The Grassroot Hoyas program was the first initiative within The Grassroot Project and engaged student athletes from Georgetown University. From this pilot program, The Grassroot Project will create a framework from which initiatives at other universities in Washington, D.C. can develop and achieve the vision of the organization.

From Athletes to Coaches: Training

The program began in January 2009 with the Athletes2Coaches training at which time 40 Division-1 athletes from over 10 different sports at Georgetown University were trained in as coaches. The A2C training involved intensive 4-day training seminars that taught the athletes about HIV/AIDS, how to facilitate activities, and how to lead the programs in the community. The course was conducted in a “teach back” style, where participating athletes had a chance to practice facilitating activities from the curriculum to their fellow athletes. At the end of this training, the athletes were recognized in a graduation ceremony and were prepared to implement the knowledge and skill set they learned in the Grassroot Hoyas programs.

Roll Out: The Programs

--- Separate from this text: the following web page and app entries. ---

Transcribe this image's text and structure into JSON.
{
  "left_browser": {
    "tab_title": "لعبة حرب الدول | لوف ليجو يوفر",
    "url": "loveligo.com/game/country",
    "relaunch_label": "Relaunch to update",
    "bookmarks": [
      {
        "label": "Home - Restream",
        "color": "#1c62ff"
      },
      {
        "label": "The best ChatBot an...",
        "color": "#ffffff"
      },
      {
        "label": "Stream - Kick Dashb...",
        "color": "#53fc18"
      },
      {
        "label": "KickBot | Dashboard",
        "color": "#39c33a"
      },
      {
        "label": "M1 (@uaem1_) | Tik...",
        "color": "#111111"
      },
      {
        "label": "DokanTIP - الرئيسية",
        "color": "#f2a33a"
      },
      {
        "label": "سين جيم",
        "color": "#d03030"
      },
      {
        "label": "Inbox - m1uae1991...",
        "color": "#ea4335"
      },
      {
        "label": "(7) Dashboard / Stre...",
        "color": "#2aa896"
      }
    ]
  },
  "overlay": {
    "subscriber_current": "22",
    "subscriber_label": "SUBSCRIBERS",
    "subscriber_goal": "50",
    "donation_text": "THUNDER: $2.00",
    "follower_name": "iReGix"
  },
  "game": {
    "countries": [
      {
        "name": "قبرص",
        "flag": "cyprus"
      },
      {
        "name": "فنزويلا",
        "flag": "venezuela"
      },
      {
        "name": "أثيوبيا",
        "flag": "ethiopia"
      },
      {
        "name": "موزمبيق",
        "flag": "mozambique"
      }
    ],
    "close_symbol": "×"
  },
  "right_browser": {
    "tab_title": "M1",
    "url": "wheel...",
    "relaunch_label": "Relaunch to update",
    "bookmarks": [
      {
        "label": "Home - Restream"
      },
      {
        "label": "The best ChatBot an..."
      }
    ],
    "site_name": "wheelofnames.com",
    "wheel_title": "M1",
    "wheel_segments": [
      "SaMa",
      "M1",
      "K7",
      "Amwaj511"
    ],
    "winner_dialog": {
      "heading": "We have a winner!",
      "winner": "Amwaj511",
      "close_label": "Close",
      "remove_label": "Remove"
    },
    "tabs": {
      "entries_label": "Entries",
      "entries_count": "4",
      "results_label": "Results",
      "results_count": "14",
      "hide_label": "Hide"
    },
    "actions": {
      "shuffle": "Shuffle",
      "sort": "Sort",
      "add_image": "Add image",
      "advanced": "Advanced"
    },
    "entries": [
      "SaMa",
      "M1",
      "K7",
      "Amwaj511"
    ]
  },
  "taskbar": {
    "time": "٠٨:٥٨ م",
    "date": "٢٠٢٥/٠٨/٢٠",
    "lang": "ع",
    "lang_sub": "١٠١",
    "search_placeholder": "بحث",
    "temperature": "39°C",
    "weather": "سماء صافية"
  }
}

The Grassroot Hoyas pilot program involved six unique programs ranging from after-school programs at middle schools to athletic training.

Three programs were initiated as after school programs at D.C middle schools. Two programs took place at Francis Stevens Middle School and Browne Gibbs Young Middle School, each once a week and involved around 15 middle school students. The final after-school program was at Jelleff Middle School once a week. These programs lasted for approximately 10 weeks, and culminated in a graduation ceremony once the participant had been exposed to at least 15 hours of educational games.

The Grassroot Hoyas pilot program ended with a public graduation held at Georgetown University. The ceremony rewarded the youth participants for completing the program, recognizing all that they had learned, and gave them their first chance to expose this knowledge to those who were not direct participants in the program. During the graduation, they facilitated an activity to the graduation attendees, which consisted of their parents, family, and friends, important community officials, and the media. By participating in the program, they become part of the Grassroot team, and they are adopted as honorary members of the Georgetown Hoyas.

Grassroot Hoyas had the opportunity to lead a program for two weekends at CityYear’s Young Heroes Program which occurred on February 7th and 21st, 2009. Forty high school students signed up and participated in this program. This event provided a unique opportunity for Grassroot Hoyas to gain the valuable input of high school students and to lay the foundation for future connections. Several of the high school participants expressed an interest in becoming involved in the implementation of the curriculum at the middle schools, which is in line with the expansion of The Grassroot Project.

The Grassroot Hoyas program also had the opportunity to build connections for future initiatives when it was involved in a special event for the National Boys & Girls Club Week held in Washington, D.C. This event involved participants from all eight of the Boys and Girls Clubs in the D.C. metropolitan area. Ultimately, this program allowed GrassrootHoyas to demonstrate the peer education curriculum to future partners and to prove its effectiveness. Collaboration with the Boys and Girls Club is and will continue to be a vital component to the overall growth and success of The Grassroot Project.

 A final component of the Grassroot Hoyas program is a two-week long sports training program coordinated with DC Scores and with members of the Georgetown University Women’s Soccer Team. This program splits the time evenly between sports-specific training, soccer, and the HIV/AIDS prevention curriculum. In the future, training programs using other sports can be initiated. Sport-specific programs tap into a new audience and develop a unique structure to achieve the vision and goals of The Grassroot Project.

The Future

As the pilot program, Grassroot Hoyas provided a framework from which programs at the other universities in Washington, D.C. can be developed. In order to create a successful model for future programs, evaluation of the six Grassroot Hoyas initiatives is essential. Two student monitoring and evaluation interns were selected from Georgetown University’s School of Nursing and Health Studies. As part of their academic program, they worked to combine the evaluation methods of both GrassrootSoccer and MetroTeenAIDS to create an evaluation tool for the Grassroots projects. The evaluation involved basic data collection from pre- and post-quizzes which were taken by the middle school participants as well as feedback from the students and coaches regarding the overall structure of the program, the curriculum, effectiveness of the peer education, etc. Once completed, the evaluation and monitoring of the GrassrootHoyas pilot program assisted in the creation of a solid framework from which the Grassroot Project expanded into other universities, as well as other middle schools.

Besides developing an effective structure for future growth, the Grassroot Hoyas pilot program was also successful in creating connections for future programs. Through both the special program at the National Boys and Girls Club Week and the CityYear’s Young Heroes Program, the foundation has been laid to establish lasting partnerships with both local organizations and high school youth. Through the combination of these connections and the development of a structure for future programs, Grassroot Hoyas has set the stage for The Grassroot Project to successfully obtain its vision of providing HIV/AIDS prevention peer education to all at-risk youth in Washington, D.C.